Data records
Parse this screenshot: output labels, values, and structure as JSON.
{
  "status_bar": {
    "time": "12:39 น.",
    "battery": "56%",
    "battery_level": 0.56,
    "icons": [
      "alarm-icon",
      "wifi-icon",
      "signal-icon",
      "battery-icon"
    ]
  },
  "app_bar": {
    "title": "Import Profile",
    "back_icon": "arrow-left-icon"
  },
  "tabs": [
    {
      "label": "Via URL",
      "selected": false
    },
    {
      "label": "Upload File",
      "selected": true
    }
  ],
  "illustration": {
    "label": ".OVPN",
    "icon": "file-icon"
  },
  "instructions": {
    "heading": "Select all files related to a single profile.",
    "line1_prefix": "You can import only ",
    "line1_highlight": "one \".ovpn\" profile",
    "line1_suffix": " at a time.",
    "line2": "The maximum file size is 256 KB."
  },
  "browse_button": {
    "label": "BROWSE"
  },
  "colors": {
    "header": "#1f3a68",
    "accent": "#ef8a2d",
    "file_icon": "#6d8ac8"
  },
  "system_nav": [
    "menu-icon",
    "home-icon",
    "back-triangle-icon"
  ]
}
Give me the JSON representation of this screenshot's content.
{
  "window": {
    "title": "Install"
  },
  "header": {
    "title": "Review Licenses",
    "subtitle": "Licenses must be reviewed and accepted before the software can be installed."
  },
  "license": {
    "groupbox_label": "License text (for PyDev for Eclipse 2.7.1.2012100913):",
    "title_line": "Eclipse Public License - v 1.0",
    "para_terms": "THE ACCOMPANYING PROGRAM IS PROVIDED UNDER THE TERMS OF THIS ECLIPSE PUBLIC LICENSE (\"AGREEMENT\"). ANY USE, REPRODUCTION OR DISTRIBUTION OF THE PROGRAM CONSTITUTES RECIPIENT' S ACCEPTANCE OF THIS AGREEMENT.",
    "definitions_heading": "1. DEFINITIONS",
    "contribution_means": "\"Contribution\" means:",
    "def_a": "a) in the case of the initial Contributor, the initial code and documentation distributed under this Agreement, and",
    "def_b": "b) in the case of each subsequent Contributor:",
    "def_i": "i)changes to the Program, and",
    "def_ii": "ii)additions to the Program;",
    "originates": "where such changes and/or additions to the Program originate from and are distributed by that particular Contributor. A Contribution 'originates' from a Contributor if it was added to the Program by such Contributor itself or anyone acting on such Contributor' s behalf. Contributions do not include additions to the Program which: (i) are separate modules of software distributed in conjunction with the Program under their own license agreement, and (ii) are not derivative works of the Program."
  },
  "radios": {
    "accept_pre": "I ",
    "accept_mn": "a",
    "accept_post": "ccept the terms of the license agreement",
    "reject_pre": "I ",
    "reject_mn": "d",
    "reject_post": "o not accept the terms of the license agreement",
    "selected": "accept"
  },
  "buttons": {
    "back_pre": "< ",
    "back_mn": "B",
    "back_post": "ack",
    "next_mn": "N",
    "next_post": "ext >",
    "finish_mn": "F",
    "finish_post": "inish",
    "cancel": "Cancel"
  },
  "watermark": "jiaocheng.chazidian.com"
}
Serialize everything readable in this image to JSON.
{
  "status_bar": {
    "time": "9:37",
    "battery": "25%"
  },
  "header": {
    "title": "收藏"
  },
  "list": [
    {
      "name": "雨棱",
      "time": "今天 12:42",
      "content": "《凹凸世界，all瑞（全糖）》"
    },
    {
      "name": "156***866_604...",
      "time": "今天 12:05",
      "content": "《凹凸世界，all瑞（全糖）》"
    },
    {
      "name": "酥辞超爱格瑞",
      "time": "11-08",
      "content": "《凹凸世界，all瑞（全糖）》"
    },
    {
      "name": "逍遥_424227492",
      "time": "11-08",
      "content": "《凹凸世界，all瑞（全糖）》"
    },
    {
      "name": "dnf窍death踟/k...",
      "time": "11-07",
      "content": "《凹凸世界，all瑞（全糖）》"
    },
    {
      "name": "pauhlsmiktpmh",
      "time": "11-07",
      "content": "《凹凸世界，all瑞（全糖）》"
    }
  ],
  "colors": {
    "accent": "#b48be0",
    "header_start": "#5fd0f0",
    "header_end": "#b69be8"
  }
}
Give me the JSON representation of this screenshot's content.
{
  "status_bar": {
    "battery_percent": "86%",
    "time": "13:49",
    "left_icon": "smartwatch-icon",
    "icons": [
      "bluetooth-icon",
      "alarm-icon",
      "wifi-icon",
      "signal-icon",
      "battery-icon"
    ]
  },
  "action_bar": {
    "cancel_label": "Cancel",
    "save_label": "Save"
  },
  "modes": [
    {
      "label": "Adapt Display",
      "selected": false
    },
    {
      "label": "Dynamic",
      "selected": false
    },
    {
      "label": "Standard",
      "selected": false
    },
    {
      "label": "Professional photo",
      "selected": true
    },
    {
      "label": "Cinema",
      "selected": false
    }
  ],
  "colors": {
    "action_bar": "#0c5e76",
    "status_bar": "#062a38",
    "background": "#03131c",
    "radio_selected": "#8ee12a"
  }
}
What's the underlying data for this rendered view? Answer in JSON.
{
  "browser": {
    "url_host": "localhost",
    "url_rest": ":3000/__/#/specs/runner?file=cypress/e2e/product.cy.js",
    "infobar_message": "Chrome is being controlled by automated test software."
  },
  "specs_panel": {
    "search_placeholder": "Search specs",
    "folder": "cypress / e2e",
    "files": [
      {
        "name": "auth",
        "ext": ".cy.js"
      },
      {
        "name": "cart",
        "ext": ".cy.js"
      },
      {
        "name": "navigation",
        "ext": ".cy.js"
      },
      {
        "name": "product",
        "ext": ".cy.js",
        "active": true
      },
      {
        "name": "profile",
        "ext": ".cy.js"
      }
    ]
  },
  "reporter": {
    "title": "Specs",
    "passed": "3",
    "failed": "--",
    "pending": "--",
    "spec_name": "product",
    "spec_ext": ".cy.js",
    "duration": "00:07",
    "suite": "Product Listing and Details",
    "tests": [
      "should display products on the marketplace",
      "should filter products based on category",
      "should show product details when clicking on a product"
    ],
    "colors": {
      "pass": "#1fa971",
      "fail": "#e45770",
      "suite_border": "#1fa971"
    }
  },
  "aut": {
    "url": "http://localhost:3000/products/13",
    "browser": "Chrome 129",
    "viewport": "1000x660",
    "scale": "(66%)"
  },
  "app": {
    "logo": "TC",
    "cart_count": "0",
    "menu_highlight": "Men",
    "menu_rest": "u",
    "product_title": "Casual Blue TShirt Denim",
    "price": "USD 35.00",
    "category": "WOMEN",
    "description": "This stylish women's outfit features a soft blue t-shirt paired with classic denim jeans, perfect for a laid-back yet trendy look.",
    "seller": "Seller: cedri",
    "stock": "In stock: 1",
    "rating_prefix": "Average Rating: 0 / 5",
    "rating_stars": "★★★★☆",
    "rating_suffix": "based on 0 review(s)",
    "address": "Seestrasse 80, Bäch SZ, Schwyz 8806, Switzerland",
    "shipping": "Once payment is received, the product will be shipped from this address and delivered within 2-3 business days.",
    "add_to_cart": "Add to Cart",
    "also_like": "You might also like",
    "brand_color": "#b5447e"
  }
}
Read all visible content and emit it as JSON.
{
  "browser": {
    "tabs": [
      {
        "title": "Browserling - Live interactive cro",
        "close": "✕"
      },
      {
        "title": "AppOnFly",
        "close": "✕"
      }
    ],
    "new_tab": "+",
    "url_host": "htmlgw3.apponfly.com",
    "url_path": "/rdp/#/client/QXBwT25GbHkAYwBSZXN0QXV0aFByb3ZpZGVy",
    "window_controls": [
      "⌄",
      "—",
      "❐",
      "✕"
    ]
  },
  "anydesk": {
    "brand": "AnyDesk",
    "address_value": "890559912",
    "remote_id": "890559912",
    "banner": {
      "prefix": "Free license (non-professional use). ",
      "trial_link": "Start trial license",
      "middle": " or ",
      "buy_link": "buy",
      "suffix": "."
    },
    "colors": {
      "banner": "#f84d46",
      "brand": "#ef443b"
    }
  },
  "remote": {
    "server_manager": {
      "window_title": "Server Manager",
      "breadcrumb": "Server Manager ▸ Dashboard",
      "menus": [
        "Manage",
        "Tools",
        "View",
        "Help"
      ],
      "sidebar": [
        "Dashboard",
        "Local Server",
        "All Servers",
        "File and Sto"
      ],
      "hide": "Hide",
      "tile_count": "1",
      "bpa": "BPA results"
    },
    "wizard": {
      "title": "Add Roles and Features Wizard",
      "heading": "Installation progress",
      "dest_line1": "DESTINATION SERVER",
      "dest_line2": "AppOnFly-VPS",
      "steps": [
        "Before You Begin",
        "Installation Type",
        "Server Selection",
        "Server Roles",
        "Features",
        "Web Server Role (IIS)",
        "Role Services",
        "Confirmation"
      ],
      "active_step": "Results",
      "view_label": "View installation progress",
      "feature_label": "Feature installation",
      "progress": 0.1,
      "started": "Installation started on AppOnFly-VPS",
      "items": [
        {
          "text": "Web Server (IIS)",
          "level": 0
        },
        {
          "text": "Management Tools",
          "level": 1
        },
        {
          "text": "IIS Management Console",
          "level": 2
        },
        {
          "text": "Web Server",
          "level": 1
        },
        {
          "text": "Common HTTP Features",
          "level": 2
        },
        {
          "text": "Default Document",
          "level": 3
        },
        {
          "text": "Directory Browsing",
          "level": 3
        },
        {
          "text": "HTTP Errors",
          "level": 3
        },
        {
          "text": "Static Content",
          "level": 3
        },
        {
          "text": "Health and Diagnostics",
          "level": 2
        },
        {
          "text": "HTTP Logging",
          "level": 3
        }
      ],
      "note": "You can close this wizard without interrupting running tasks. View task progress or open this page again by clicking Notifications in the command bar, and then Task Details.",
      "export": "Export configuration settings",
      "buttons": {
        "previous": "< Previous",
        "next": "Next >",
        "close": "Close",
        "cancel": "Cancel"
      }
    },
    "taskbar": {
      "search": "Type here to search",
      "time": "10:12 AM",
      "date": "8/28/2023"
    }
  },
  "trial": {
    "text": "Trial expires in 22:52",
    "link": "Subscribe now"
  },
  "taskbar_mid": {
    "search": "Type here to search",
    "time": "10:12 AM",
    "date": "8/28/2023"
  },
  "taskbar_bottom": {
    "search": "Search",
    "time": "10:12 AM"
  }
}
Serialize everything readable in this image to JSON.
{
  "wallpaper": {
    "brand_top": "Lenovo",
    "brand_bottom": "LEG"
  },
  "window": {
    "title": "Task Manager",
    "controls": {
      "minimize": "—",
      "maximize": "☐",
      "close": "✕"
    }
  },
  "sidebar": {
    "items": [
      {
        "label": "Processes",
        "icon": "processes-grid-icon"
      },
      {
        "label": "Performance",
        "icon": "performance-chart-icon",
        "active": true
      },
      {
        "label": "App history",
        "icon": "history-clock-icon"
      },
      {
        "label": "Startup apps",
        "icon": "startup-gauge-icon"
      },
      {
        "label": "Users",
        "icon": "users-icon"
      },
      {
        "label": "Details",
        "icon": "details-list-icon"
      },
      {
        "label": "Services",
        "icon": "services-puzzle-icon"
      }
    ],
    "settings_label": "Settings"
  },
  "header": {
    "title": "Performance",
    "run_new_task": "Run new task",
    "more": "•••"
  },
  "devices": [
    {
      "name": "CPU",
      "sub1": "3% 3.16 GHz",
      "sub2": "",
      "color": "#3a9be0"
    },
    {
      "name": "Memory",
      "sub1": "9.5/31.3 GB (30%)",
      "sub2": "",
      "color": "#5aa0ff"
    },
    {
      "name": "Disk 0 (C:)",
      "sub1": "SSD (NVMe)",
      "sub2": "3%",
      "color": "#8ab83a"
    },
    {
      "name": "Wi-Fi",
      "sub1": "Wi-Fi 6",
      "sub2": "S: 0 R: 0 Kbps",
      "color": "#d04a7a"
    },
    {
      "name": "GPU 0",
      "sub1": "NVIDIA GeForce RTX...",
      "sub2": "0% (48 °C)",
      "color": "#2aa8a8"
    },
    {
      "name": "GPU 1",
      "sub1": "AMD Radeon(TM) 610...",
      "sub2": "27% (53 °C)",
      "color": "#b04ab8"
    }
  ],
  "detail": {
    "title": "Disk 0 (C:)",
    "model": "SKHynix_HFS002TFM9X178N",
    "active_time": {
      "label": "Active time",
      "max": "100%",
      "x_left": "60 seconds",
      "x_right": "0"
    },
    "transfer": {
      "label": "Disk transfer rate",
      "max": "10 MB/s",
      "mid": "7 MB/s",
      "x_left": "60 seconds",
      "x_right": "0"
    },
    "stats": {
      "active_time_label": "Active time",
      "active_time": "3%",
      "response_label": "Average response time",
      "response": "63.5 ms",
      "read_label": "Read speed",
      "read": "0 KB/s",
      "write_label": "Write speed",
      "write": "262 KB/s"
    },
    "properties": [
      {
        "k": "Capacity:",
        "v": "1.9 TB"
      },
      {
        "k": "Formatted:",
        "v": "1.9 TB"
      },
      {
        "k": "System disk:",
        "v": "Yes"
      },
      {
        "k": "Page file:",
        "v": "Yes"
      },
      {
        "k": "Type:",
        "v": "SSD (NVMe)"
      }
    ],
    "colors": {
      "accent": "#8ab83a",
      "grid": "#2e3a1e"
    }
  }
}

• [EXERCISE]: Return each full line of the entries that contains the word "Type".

• [ANSWER SPACE]:
        "Installation Type",
      "search": "Type here to search",
    "search": "Type here to search",
        "k": "Type:",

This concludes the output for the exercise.